** Data section follows **
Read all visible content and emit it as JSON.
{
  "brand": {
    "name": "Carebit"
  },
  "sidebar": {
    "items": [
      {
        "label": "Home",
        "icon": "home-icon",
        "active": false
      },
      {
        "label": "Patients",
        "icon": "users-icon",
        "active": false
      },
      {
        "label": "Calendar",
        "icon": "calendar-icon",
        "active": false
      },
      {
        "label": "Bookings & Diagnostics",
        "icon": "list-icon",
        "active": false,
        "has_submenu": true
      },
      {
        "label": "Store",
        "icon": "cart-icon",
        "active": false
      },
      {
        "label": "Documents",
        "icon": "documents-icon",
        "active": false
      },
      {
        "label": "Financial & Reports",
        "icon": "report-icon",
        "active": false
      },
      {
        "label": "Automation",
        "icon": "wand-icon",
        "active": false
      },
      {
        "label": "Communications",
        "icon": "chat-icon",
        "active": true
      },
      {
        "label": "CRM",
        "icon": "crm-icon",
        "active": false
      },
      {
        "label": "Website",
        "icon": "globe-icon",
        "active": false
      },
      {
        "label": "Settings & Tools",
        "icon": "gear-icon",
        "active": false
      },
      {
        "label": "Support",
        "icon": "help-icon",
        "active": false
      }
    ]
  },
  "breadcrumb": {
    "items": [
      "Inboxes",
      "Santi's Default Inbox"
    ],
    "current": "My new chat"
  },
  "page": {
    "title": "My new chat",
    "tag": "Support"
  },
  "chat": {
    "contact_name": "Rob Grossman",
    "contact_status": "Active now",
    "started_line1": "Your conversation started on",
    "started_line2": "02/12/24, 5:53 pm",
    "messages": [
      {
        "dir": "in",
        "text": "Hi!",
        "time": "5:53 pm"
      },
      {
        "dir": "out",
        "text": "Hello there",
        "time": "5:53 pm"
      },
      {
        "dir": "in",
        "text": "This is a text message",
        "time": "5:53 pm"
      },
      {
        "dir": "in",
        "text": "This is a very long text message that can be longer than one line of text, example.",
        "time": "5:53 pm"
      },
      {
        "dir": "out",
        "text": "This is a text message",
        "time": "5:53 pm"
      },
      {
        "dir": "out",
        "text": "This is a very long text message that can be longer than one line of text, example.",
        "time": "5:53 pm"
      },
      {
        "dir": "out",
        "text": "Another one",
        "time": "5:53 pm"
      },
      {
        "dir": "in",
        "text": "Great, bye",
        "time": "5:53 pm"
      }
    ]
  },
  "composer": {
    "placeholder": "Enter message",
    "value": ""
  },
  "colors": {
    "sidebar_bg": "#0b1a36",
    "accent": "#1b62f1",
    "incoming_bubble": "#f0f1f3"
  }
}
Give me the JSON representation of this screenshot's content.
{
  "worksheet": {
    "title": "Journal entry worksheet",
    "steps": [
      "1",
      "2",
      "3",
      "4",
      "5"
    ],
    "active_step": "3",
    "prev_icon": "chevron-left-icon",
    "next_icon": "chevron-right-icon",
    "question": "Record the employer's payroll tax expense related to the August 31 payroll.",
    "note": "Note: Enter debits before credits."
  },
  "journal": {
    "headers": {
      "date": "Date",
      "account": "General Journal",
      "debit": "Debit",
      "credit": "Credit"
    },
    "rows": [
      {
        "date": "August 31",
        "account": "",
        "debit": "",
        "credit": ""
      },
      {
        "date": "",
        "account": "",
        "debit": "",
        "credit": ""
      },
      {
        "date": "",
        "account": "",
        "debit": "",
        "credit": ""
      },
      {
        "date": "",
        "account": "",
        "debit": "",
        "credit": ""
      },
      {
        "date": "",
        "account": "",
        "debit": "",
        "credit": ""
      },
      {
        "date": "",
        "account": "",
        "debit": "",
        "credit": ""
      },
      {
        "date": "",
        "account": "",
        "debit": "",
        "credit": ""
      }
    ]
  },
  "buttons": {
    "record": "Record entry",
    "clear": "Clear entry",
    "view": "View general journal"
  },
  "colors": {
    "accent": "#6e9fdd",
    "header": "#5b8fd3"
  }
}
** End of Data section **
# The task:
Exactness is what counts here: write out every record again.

# Answer box:
Read all visible content and emit it as JSON.
{
  "brand": {
    "name": "Carebit"
  },
  "sidebar": {
    "items": [
      {
        "label": "Home",
        "icon": "home-icon",
        "active": false
      },
      {
        "label": "Patients",
        "icon": "users-icon",
        "active": false
      },
      {
        "label": "Calendar",
        "icon": "calendar-icon",
        "active": false
      },
      {
        "label": "Bookings & Diagnostics",
        "icon": "list-icon",
        "active": false,
        "has_submenu": true
      },
      {
        "label": "Store",
        "icon": "cart-icon",
        "active": false
      },
      {
        "label": "Documents",
        "icon": "documents-icon",
        "active": false
      },
      {
        "label": "Financial & Reports",
        "icon": "report-icon",
        "active": false
      },
      {
        "label": "Automation",
        "icon": "wand-icon",
        "active": false
      },
      {
        "label": "Communications",
        "icon": "chat-icon",
        "active": true
      },
      {
        "label": "CRM",
        "icon": "crm-icon",
        "active": false
      },
      {
        "label": "Website",
        "icon": "globe-icon",
        "active": false
      },
      {
        "label": "Settings & Tools",
        "icon": "gear-icon",
        "active": false
      },
      {
        "label": "Support",
        "icon": "help-icon",
        "active": false
      }
    ]
  },
  "breadcrumb": {
    "items": [
      "Inboxes",
      "Santi's Default Inbox"
    ],
    "current": "My new chat"
  },
  "page": {
    "title": "My new chat",
    "tag": "Support"
  },
  "chat": {
    "contact_name": "Rob Grossman",
    "contact_status": "Active now",
    "started_line1": "Your conversation started on",
    "started_line2": "02/12/24, 5:53 pm",
    "messages": [
      {
        "dir": "in",
        "text": "Hi!",
        "time": "5:53 pm"
      },
      {
        "dir": "out",
        "text": "Hello there",
        "time": "5:53 pm"
      },
      {
        "dir": "in",
        "text": "This is a text message",
        "time": "5:53 pm"
      },
      {
        "dir": "in",
        "text": "This is a very long text message that can be longer than one line of text, example.",
        "time": "5:53 pm"
      },
      {
        "dir": "out",
        "text": "This is a text message",
        "time": "5:53 pm"
      },
      {
        "dir": "out",
        "text": "This is a very long text message that can be longer than one line of text, example.",
        "time": "5:53 pm"
      },
      {
        "dir": "out",
        "text": "Another one",
        "time": "5:53 pm"
      },
      {
        "dir": "in",
        "text": "Great, bye",
        "time": "5:53 pm"
      }
    ]
  },
  "composer": {
    "placeholder": "Enter message",
    "value": ""
  },
  "colors": {
    "sidebar_bg": "#0b1a36",
    "accent": "#1b62f1",
    "incoming_bubble": "#f0f1f3"
  }
}
Give me the JSON representation of this screenshot's content.
{
  "worksheet": {
    "title": "Journal entry worksheet",
    "steps": [
      "1",
      "2",
      "3",
      "4",
      "5"
    ],
    "active_step": "3",
    "prev_icon": "chevron-left-icon",
    "next_icon": "chevron-right-icon",
    "question": "Record the employer's payroll tax expense related to the August 31 payroll.",
    "note": "Note: Enter debits before credits."
  },
  "journal": {
    "headers": {
      "date": "Date",
      "account": "General Journal",
      "debit": "Debit",
      "credit": "Credit"
    },
    "rows": [
      {
        "date": "August 31",
        "account": "",
        "debit": "",
        "credit": ""
      },
      {
        "date": "",
        "account": "",
        "debit": "",
        "credit": ""
      },
      {
        "date": "",
        "account": "",
        "debit": "",
        "credit": ""
      },
      {
        "date": "",
        "account": "",
        "debit": "",
        "credit": ""
      },
      {
        "date": "",
        "account": "",
        "debit": "",
        "credit": ""
      },
      {
        "date": "",
        "account": "",
        "debit": "",
        "credit": ""
      },
      {
        "date": "",
        "account": "",
        "debit": "",
        "credit": ""
      }
    ]
  },
  "buttons": {
    "record": "Record entry",
    "clear": "Clear entry",
    "view": "View general journal"
  },
  "colors": {
    "accent": "#6e9fdd",
    "header": "#5b8fd3"
  }
}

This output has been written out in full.